(Website and app data records)
----------------

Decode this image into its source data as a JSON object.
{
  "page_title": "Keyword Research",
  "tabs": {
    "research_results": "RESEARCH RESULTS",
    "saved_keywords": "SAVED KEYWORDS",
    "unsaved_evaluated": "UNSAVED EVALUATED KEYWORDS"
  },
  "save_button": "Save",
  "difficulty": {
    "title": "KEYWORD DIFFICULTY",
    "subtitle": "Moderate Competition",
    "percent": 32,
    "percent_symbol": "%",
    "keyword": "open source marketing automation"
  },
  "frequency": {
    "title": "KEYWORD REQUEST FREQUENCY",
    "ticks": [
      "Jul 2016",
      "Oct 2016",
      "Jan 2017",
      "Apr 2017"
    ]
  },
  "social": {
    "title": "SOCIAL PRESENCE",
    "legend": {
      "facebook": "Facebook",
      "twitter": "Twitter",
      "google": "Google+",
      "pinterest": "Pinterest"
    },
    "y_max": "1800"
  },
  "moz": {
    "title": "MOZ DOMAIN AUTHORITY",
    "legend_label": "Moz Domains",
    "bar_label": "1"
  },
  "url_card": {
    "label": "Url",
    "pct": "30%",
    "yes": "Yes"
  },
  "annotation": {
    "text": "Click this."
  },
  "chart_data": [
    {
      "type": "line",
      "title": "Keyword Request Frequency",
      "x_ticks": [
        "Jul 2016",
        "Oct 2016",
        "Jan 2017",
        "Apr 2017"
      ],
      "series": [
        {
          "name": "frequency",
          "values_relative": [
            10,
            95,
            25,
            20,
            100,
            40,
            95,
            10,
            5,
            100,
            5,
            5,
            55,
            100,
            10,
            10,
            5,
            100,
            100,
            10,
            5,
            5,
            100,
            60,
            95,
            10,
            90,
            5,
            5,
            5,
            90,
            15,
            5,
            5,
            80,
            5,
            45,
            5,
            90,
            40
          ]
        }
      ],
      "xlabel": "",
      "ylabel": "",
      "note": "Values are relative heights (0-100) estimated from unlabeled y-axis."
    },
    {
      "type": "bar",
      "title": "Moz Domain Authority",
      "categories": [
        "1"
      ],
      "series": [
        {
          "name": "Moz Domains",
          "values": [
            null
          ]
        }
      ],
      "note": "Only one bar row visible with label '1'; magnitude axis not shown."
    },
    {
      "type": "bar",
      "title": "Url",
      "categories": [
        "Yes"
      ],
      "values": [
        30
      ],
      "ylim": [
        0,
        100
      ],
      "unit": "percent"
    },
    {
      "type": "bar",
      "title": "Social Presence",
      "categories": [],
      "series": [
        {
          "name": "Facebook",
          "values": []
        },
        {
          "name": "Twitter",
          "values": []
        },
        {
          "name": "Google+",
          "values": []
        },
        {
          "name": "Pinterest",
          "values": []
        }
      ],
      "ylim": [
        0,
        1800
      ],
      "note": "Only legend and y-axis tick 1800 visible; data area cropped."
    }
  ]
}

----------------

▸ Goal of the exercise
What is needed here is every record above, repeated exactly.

▸ Result for this task
Decode this image into its source data as a JSON object.
{
  "page_title": "Keyword Research",
  "tabs": {
    "research_results": "RESEARCH RESULTS",
    "saved_keywords": "SAVED KEYWORDS",
    "unsaved_evaluated": "UNSAVED EVALUATED KEYWORDS"
  },
  "save_button": "Save",
  "difficulty": {
    "title": "KEYWORD DIFFICULTY",
    "subtitle": "Moderate Competition",
    "percent": 32,
    "percent_symbol": "%",
    "keyword": "open source marketing automation"
  },
  "frequency": {
    "title": "KEYWORD REQUEST FREQUENCY",
    "ticks": [
      "Jul 2016",
      "Oct 2016",
      "Jan 2017",
      "Apr 2017"
    ]
  },
  "social": {
    "title": "SOCIAL PRESENCE",
    "legend": {
      "facebook": "Facebook",
      "twitter": "Twitter",
      "google": "Google+",
      "pinterest": "Pinterest"
    },
    "y_max": "1800"
  },
  "moz": {
    "title": "MOZ DOMAIN AUTHORITY",
    "legend_label": "Moz Domains",
    "bar_label": "1"
  },
  "url_card": {
    "label": "Url",
    "pct": "30%",
    "yes": "Yes"
  },
  "annotation": {
    "text": "Click this."
  },
  "chart_data": [
    {
      "type": "line",
      "title": "Keyword Request Frequency",
      "x_ticks": [
        "Jul 2016",
        "Oct 2016",
        "Jan 2017",
        "Apr 2017"
      ],
      "series": [
        {
          "name": "frequency",
          "values_relative": [
            10,
            95,
            25,
            20,
            100,
            40,
            95,
            10,
            5,
            100,
            5,
            5,
            55,
            100,
            10,
            10,
            5,
            100,
            100,
            10,
            5,
            5,
            100,
            60,
            95,
            10,
            90,
            5,
            5,
            5,
            90,
            15,
            5,
            5,
            80,
            5,
            45,
            5,
            90,
            40
          ]
        }
      ],
      "xlabel": "",
      "ylabel": "",
      "note": "Values are relative heights (0-100) estimated from unlabeled y-axis."
    },
    {
      "type": "bar",
      "title": "Moz Domain Authority",
      "categories": [
        "1"
      ],
      "series": [
        {
          "name": "Moz Domains",
          "values": [
            null
          ]
        }
      ],
      "note": "Only one bar row visible with label '1'; magnitude axis not shown."
    },
    {
      "type": "bar",
      "title": "Url",
      "categories": [
        "Yes"
      ],
      "values": [
        30
      ],
      "ylim": [
        0,
        100
      ],
      "unit": "percent"
    },
    {
      "type": "bar",
      "title": "Social Presence",
      "categories": [],
      "series": [
        {
          "name": "Facebook",
          "values": []
        },
        {
          "name": "Twitter",
          "values": []
        },
        {
          "name": "Google+",
          "values": []
        },
        {
          "name": "Pinterest",
          "values": []
        }
      ],
      "ylim": [
        0,
        1800
      ],
      "note": "Only legend and y-axis tick 1800 visible; data area cropped."
    }
  ]
}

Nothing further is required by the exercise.